Truck 300 to 72, didn’t notice any real difference at all. There really shouldn’t be much of a difference anyways since we’re turning it from 300 to 72. If it was 72 to 300, it’d be a lot more noticeable.
In the flower experiment, JPEG high and low had very subtle differences. High had a slightly better image quality than JPEG low. GIF has a lot more visible pixels than both JPEG types, and even more when it’s not dithered. For example, with the JPEG I could zoom in about 5 times and then barely notice the pixels. For the GIF files, I could zoom in about twice and then find myself looking at pixels on my screen.
In the dog picture experiment, it was all about proportion. The constrained picture was a lot more easier to look at then the non-constrained. The constrained you can easily tell that the picture of a dog, the non-constrained in a way looks like a white fox in my eyes. Like somebody took white paint and dumped it on a poor fox.

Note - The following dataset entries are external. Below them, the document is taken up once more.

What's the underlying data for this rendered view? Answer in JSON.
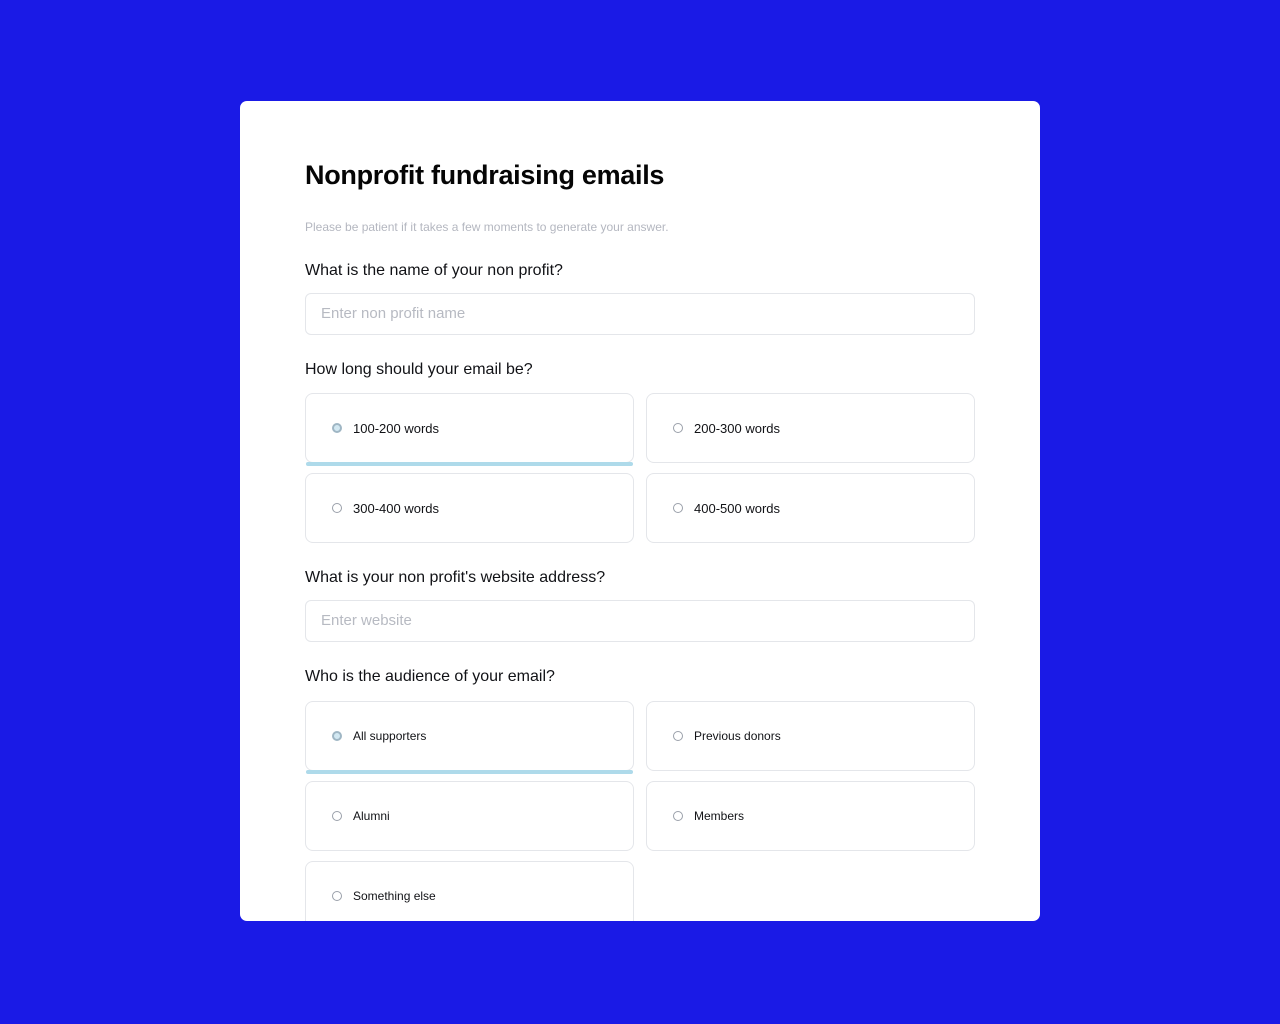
{
  "theme": {
    "background_color": "#1a1ae6",
    "panel_color": "#ffffff",
    "accent_color": "#aedaea",
    "border_color": "#e4e6ea",
    "text_color": "#111216",
    "muted_text_color": "#b4b7c0"
  },
  "form": {
    "title": "Nonprofit fundraising emails",
    "subtitle": "Please be patient if it takes a few moments to generate your answer.",
    "questions": [
      {
        "id": "nonprofit-name",
        "label": "What is the name of your non profit?",
        "type": "text",
        "value": "",
        "placeholder": "Enter non profit name"
      },
      {
        "id": "email-length",
        "label": "How long should your email be?",
        "type": "radio-cards",
        "selected_index": 0,
        "options": [
          {
            "label": "100-200 words",
            "selected": true
          },
          {
            "label": "200-300 words",
            "selected": false
          },
          {
            "label": "300-400 words",
            "selected": false
          },
          {
            "label": "400-500 words",
            "selected": false
          }
        ]
      },
      {
        "id": "website-address",
        "label": "What is your non profit's website address?",
        "type": "text",
        "value": "",
        "placeholder": "Enter website"
      },
      {
        "id": "audience",
        "label": "Who is the audience of your email?",
        "type": "radio-cards",
        "selected_index": 0,
        "options": [
          {
            "label": "All supporters",
            "selected": true
          },
          {
            "label": "Previous donors",
            "selected": false
          },
          {
            "label": "Alumni",
            "selected": false
          },
          {
            "label": "Members",
            "selected": false
          },
          {
            "label": "Something else",
            "selected": false
          }
        ]
      }
    ]
  }
}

The proportions seemed right more with the constrained picture than it did for the non-constrained picture.
Picture for the 5th.